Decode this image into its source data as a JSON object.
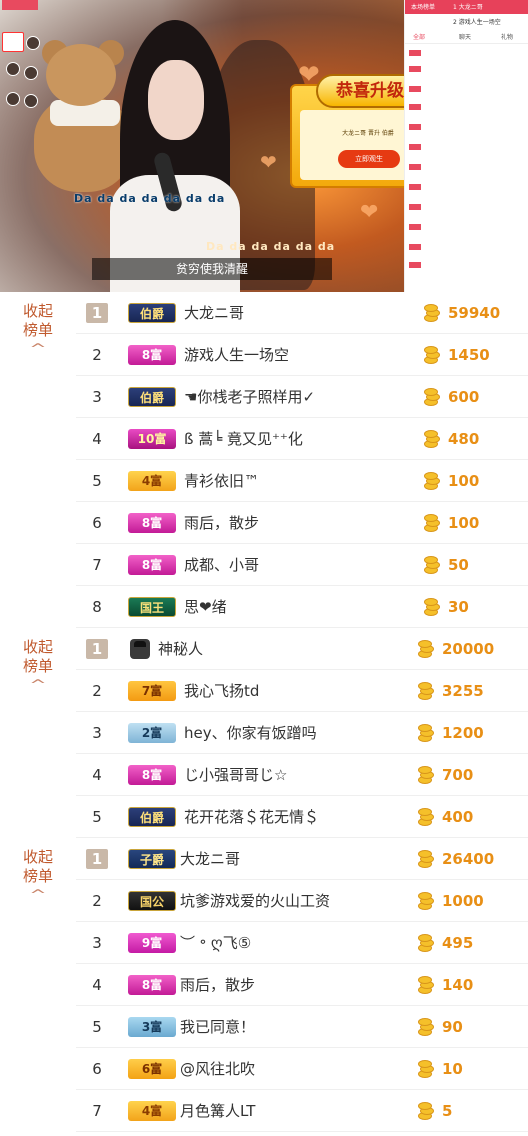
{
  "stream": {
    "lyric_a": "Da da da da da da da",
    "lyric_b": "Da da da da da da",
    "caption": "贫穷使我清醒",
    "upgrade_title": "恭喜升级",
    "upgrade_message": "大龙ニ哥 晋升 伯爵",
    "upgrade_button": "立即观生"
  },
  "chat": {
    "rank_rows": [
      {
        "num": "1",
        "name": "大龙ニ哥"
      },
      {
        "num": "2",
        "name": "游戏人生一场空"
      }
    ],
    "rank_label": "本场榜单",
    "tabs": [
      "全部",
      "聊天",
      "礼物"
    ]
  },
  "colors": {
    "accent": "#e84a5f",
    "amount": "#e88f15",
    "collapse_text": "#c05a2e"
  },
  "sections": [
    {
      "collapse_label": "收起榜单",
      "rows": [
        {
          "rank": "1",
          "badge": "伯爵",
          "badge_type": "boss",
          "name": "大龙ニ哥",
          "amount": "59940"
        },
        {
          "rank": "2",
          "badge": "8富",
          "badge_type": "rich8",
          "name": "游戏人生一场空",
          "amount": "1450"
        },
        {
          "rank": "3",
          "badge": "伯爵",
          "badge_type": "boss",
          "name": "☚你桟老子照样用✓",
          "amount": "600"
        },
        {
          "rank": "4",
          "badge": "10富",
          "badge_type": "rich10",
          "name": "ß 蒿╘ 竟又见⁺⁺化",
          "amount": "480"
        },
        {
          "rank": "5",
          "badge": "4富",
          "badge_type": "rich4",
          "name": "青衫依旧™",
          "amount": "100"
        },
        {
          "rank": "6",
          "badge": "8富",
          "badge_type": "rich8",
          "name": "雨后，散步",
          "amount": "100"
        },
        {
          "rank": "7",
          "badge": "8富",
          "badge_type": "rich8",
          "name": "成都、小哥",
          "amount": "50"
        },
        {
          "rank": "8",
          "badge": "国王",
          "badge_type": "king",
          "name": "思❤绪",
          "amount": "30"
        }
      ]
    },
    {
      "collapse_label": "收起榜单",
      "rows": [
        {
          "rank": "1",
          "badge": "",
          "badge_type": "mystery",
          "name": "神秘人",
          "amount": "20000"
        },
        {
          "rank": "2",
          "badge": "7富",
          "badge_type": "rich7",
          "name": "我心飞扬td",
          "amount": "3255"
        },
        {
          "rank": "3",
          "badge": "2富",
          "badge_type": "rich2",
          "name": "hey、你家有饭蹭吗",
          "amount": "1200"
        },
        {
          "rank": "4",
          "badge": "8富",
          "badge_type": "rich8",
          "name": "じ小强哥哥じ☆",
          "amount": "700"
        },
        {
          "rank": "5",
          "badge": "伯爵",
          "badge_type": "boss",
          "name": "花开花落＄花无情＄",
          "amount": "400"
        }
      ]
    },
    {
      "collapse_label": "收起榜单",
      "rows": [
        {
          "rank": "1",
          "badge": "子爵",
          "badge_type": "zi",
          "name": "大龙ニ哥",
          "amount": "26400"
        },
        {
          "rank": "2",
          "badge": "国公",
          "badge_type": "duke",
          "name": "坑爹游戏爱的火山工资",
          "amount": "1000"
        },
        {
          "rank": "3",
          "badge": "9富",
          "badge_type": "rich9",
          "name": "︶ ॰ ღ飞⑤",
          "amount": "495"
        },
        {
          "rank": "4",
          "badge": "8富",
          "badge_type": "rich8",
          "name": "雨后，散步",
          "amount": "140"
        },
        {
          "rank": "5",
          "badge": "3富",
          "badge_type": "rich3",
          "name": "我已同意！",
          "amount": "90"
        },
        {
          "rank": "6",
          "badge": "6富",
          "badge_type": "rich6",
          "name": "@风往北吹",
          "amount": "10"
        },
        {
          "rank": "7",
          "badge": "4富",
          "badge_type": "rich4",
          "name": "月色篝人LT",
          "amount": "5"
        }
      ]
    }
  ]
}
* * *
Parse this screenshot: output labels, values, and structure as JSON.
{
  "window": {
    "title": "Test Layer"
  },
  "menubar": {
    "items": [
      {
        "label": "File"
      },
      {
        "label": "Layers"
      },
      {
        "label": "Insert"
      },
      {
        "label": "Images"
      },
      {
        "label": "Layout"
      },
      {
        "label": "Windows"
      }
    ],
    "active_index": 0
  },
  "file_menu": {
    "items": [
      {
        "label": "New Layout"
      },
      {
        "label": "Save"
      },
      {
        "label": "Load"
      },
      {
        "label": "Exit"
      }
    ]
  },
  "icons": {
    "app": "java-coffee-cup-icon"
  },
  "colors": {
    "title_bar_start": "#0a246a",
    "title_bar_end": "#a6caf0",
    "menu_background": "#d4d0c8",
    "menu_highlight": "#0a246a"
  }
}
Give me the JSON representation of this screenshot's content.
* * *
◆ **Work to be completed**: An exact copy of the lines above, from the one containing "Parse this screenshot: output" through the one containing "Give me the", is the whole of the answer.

◆ **Answer box**:
Parse this screenshot: output labels, values, and structure as JSON.
{
  "window": {
    "title": "Test Layer"
  },
  "menubar": {
    "items": [
      {
        "label": "File"
      },
      {
        "label": "Layers"
      },
      {
        "label": "Insert"
      },
      {
        "label": "Images"
      },
      {
        "label": "Layout"
      },
      {
        "label": "Windows"
      }
    ],
    "active_index": 0
  },
  "file_menu": {
    "items": [
      {
        "label": "New Layout"
      },
      {
        "label": "Save"
      },
      {
        "label": "Load"
      },
      {
        "label": "Exit"
      }
    ]
  },
  "icons": {
    "app": "java-coffee-cup-icon"
  },
  "colors": {
    "title_bar_start": "#0a246a",
    "title_bar_end": "#a6caf0",
    "menu_background": "#d4d0c8",
    "menu_highlight": "#0a246a"
  }
}
Give me the JSON representation of this screenshot's content.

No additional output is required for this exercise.